India House in Whitworth Street, Manchester, England, is a packing and shipping warehouse built in 1906 for Lloyd's Packing Warehouses Limited, which had, by merger, become the dominant commercial packing company in early-20th century Manchester. It is in the favoured Edwardian Baroque style and is steel-framed, with cladding of buff terracotta and red brick with buff terracotta dressings. It is a Grade II* listed building as of 3 October 1974.
The County Court in Quay Street, Manchester, England, is a Georgian townhouse that functioned as the Manchester County Court from 1878 to 1990. It was the home of the politician and reformer Richard Cobden and subsequently the site of Owen's College, the forerunner of the University of Manchester. In origin it is a townhouse of the 1770s, "the best preserved Georgian house in the [city] centre". The house is of "brick with a late nineteenth century doorcase". It was designated a Grade II* listed building on 3 October 1974. The interior is not original.
Lawrence Buildings in Mount Street, Manchester, England, is a Victorian office block constructed for the Inland Revenue in 1874–6 by Pennington and Bridgen in the Gothic Revival style. It is a Grade II* listed building as of 3 October 1974.
The Liverpool, London and Globe Building is located in Dale Street, Liverpool, Merseyside, England. It fills a block adjacent to the Town Hall, bounded to the northeast by Exchange Street East and to the southwest by High Street.

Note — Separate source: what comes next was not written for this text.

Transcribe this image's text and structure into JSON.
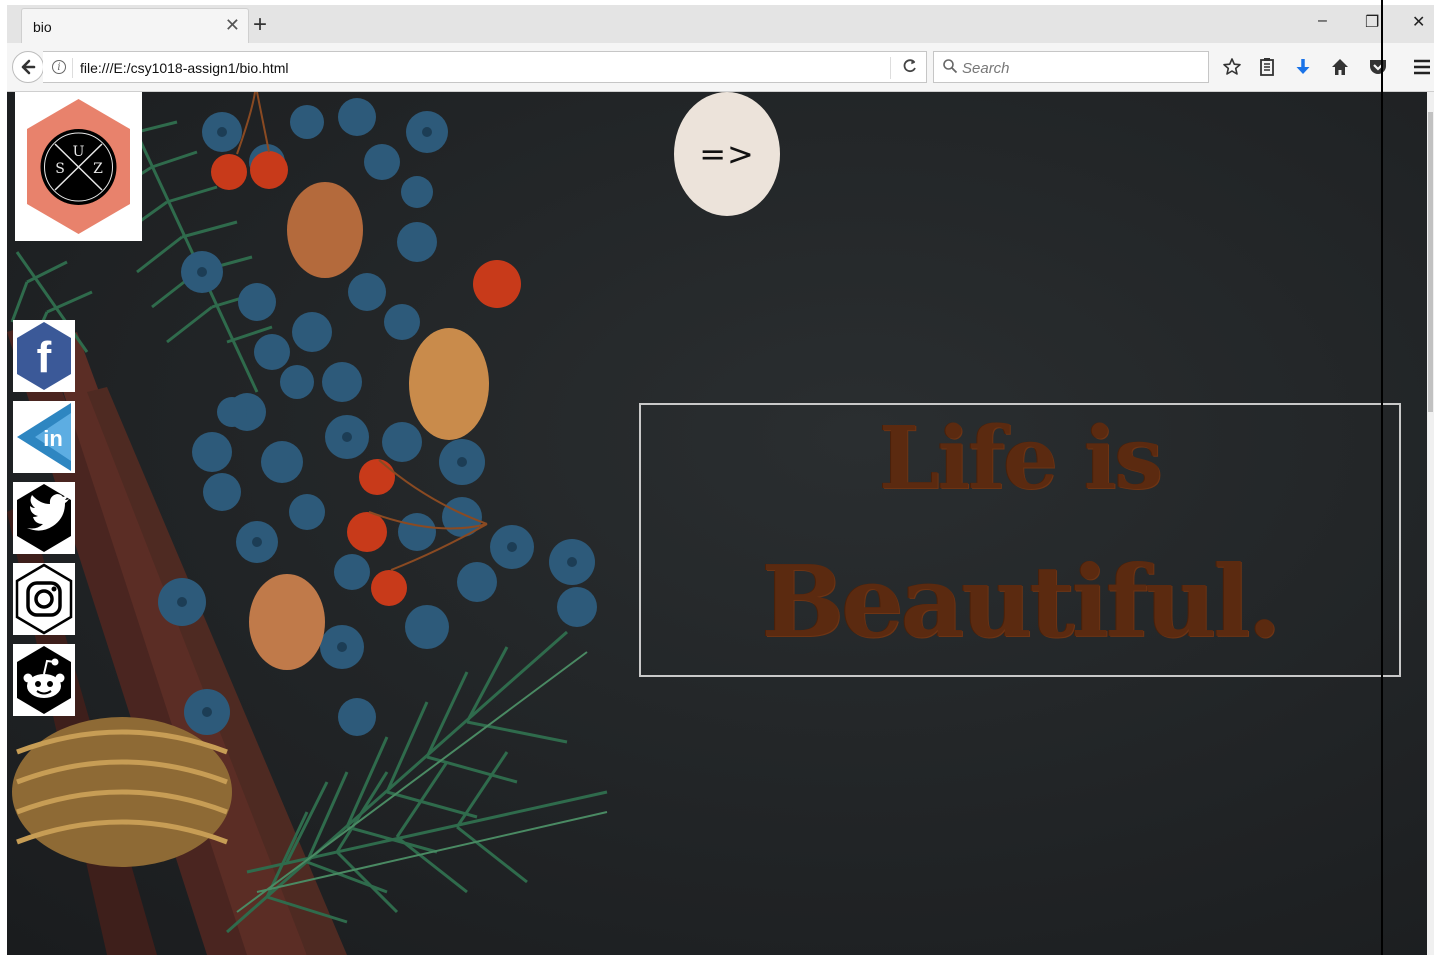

Manchester Town Hall Extension was built between 1934 and 1938 to provide additional accommodation for local government services. It was built between St Peter's Square and Lloyd Street in Manchester city centre, England. English Heritage designated it a grade II* listed building on 3 October 1974. Its eclectic style was designed to be a link between the ornate Gothic Revival Manchester Town Hall and the Classical architecture of the Central Library.
The Athenaeum in Princess Street Manchester, England, now part of Manchester Art Gallery, was originally a club built for the Manchester Athenaeum, a society for the "advancement and diffusion of knowledge", in 1837. The society, founded in 1835, met in the adjacent Royal Manchester Institution until funds had been raised for the building. The society survived financial difficulties to become the centre for Manchester's literary life. It ceased operations in 1938.
Ship Canal House is a building in Manchester, England, which was built in 1927 for the Manchester Ship Canal Company. The building is located on King Street, historically the centre for Manchester's banking industry.
A geographic coordinate system is a coordinate system that enables every location on Earth to be specified by a set of numbers, letters or symbols. The coordinates are often chosen such that one of the numbers represents a vertical position and two or three of the numbers represent a horizontal position; alternatively, a geographic position may be expressed in a combined three-dimensional Cartesian vector. A common choice of coordinates is latitude, longitude and elevation. To specify a location on a plane requires a map projection.